Despite these decreases, Alaska chief executive Brad Tilden named San Jose, along with Salt Lake City and San Diego, as a city where the carrier sees potential growth opportunities, in March.

Honolulu saw a decrease in seat capacity on Alaska in five of the seven markets – including Oakland and San Jose – that the airline serves from the airport in April compared to a year earlier, according to Innovata. Only Anchorage and Portland saw slight increases of 1.32% each in the number of seats.

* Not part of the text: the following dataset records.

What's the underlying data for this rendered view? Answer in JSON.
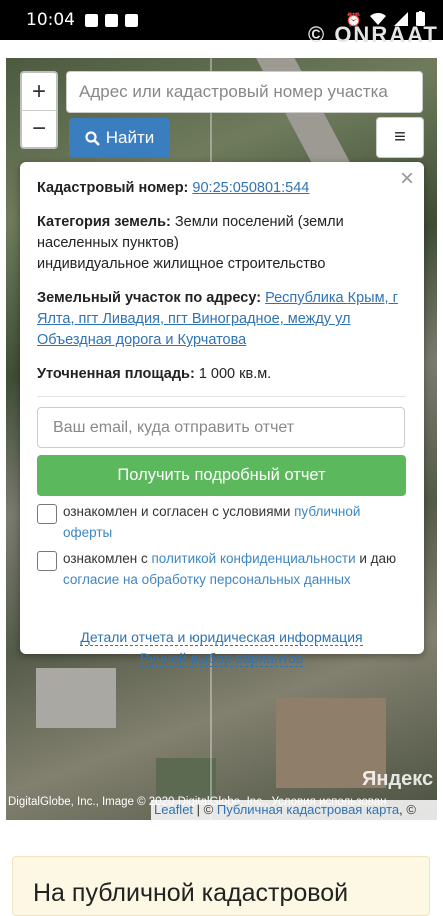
{
  "status_bar": {
    "time": "10:04"
  },
  "map": {
    "zoom_in": "+",
    "zoom_out": "−",
    "search_placeholder": "Адрес или кадастровый номер участка",
    "find_label": "Найти",
    "menu_glyph": "≡",
    "yandex_label": "Яндекс",
    "attribution_left": "DigitalGlobe, Inc., Image © 2020 DigitalGlobe, Inc., Условия использован",
    "attribution_leaflet": "Leaflet",
    "attribution_sep": " | © ",
    "attribution_pkk": "Публичная кадастровая карта",
    "attribution_tail": ", ©"
  },
  "popup": {
    "close": "×",
    "cad_label": "Кадастровый номер:",
    "cad_value": "90:25:050801:544",
    "cat_label": "Категория земель:",
    "cat_value": "Земли поселений (земли населенных пунктов)",
    "cat_use": "индивидуальное жилищное строительство",
    "addr_label": "Земельный участок по адресу:",
    "addr_value": "Республика Крым, г Ялта, пгт Ливадия, пгт Виноградное, между ул Объездная дорога и Курчатова",
    "area_label": "Уточненная площадь:",
    "area_value": "1 000 кв.м.",
    "email_placeholder": "Ваш email, куда отправить отчет",
    "report_button": "Получить подробный отчет",
    "check1_text": "ознакомлен и согласен с условиями ",
    "check1_link": "публичной оферты",
    "check2_text1": "ознакомлен с ",
    "check2_link1": "политикой конфиденциальности",
    "check2_text2": " и даю ",
    "check2_link2": "согласие на обработку персональных данных",
    "link_details": "Детали отчета и юридическая информация",
    "link_manual": "Ручной выбор вариантов"
  },
  "bottom_card": {
    "title": "На публичной кадастровой"
  },
  "colors": {
    "primary": "#3a7ec0",
    "success": "#5cb85c",
    "link": "#2f73b4"
  }
}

Seat capacity in Oakland decreased on routes to Honolulu, Kona, Lihue and Portland, and increased on routes to Kahului (Maui) and Seattle Tacoma from April 2013 to this April, Innovata shows.

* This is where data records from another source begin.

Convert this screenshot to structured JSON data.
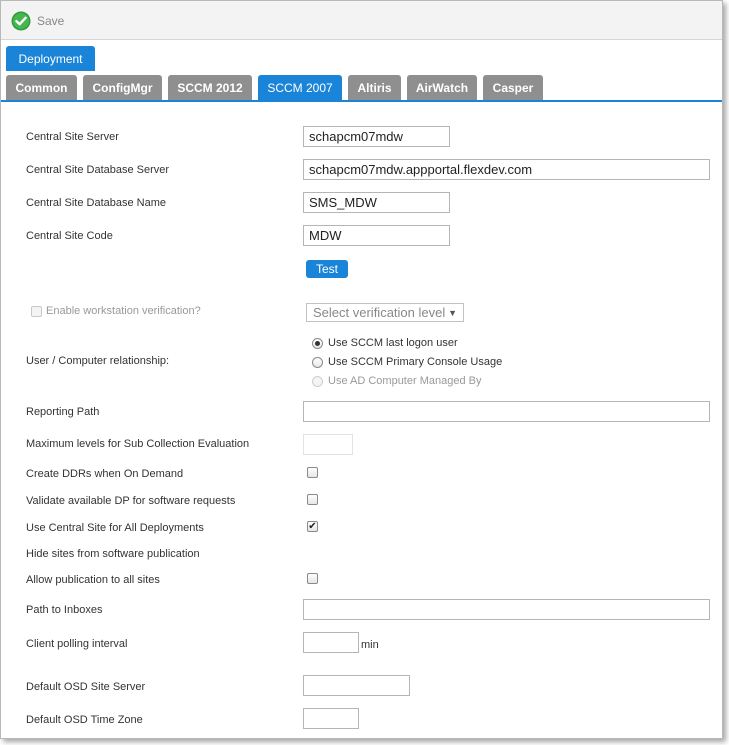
{
  "toolbar": {
    "save_label": "Save",
    "save_icon": "green-check-circle-icon"
  },
  "tabs": {
    "deployment": "Deployment"
  },
  "subtabs": [
    {
      "label": "Common",
      "active": false
    },
    {
      "label": "ConfigMgr",
      "active": false
    },
    {
      "label": "SCCM 2012",
      "active": false
    },
    {
      "label": "SCCM 2007",
      "active": true
    },
    {
      "label": "Altiris",
      "active": false
    },
    {
      "label": "AirWatch",
      "active": false
    },
    {
      "label": "Casper",
      "active": false
    }
  ],
  "form": {
    "central_site_server": {
      "label": "Central Site Server",
      "value": "schapcm07mdw"
    },
    "central_site_db_server": {
      "label": "Central Site Database Server",
      "value": "schapcm07mdw.appportal.flexdev.com"
    },
    "central_site_db_name": {
      "label": "Central Site Database Name",
      "value": "SMS_MDW"
    },
    "central_site_code": {
      "label": "Central Site Code",
      "value": "MDW"
    },
    "test_button": "Test",
    "workstation_verification": {
      "label": "Enable workstation verification?",
      "checked": false,
      "disabled": true
    },
    "verification_level": {
      "selected": "Select verification level"
    },
    "user_computer_relationship": {
      "label": "User / Computer relationship:",
      "options": [
        {
          "label": "Use SCCM last logon user",
          "checked": true,
          "disabled": false
        },
        {
          "label": "Use SCCM Primary Console Usage",
          "checked": false,
          "disabled": false
        },
        {
          "label": "Use AD Computer Managed By",
          "checked": false,
          "disabled": true
        }
      ]
    },
    "reporting_path": {
      "label": "Reporting Path",
      "value": ""
    },
    "max_levels": {
      "label": "Maximum levels for Sub Collection Evaluation",
      "value": ""
    },
    "create_ddrs": {
      "label": "Create DDRs when On Demand",
      "checked": false
    },
    "validate_dp": {
      "label": "Validate available DP for software requests",
      "checked": false
    },
    "use_central_site": {
      "label": "Use Central Site for All Deployments",
      "checked": true
    },
    "hide_sites": {
      "label": "Hide sites from software publication"
    },
    "allow_publication": {
      "label": "Allow publication to all sites",
      "checked": false
    },
    "path_to_inboxes": {
      "label": "Path to Inboxes",
      "value": ""
    },
    "client_polling": {
      "label": "Client polling interval",
      "value": "",
      "unit": "min"
    },
    "default_osd_site_server": {
      "label": "Default OSD Site Server",
      "value": ""
    },
    "default_osd_time_zone": {
      "label": "Default OSD Time Zone",
      "value": ""
    }
  },
  "colors": {
    "accent": "#1a84d8",
    "tab_inactive": "#8f8f8f",
    "save_icon": "#3fae49"
  }
}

Alaska adjusted the number of seats between Hawaii and the California in 2013 due to a “surplus of capacity”, as Tilden described it in October 2013.

“We made scheduled adjustments which were effective in late April and unit revenues in this region responded nicely, especially in the Bay Area,” he said at the time.

Fairbanks saw a 13.8% decrease in the number of available seats to Anchorage on Alaska in April compared to a year earlier, according to Innovata. This follows a shift by the airline to 76-seat Bombardier Dash 8 Q400 aircraft from larger Boeing 737s for the majority of its flights on the route on 3 March.

The move is seen as a way to both improve yields and free up 737s for new routes, for example the nonstop flights from Anchorage to both Las Vegas and Phoenix that Alaska added in 2013.

Seat capacity was down across the board to Kotzebue, Alaska, with a 21.1% decrease to Anchorage and a 52% decrease to Nome, according to Innovata. The carrier cut one of its three daily flights to the remote city in August 2013.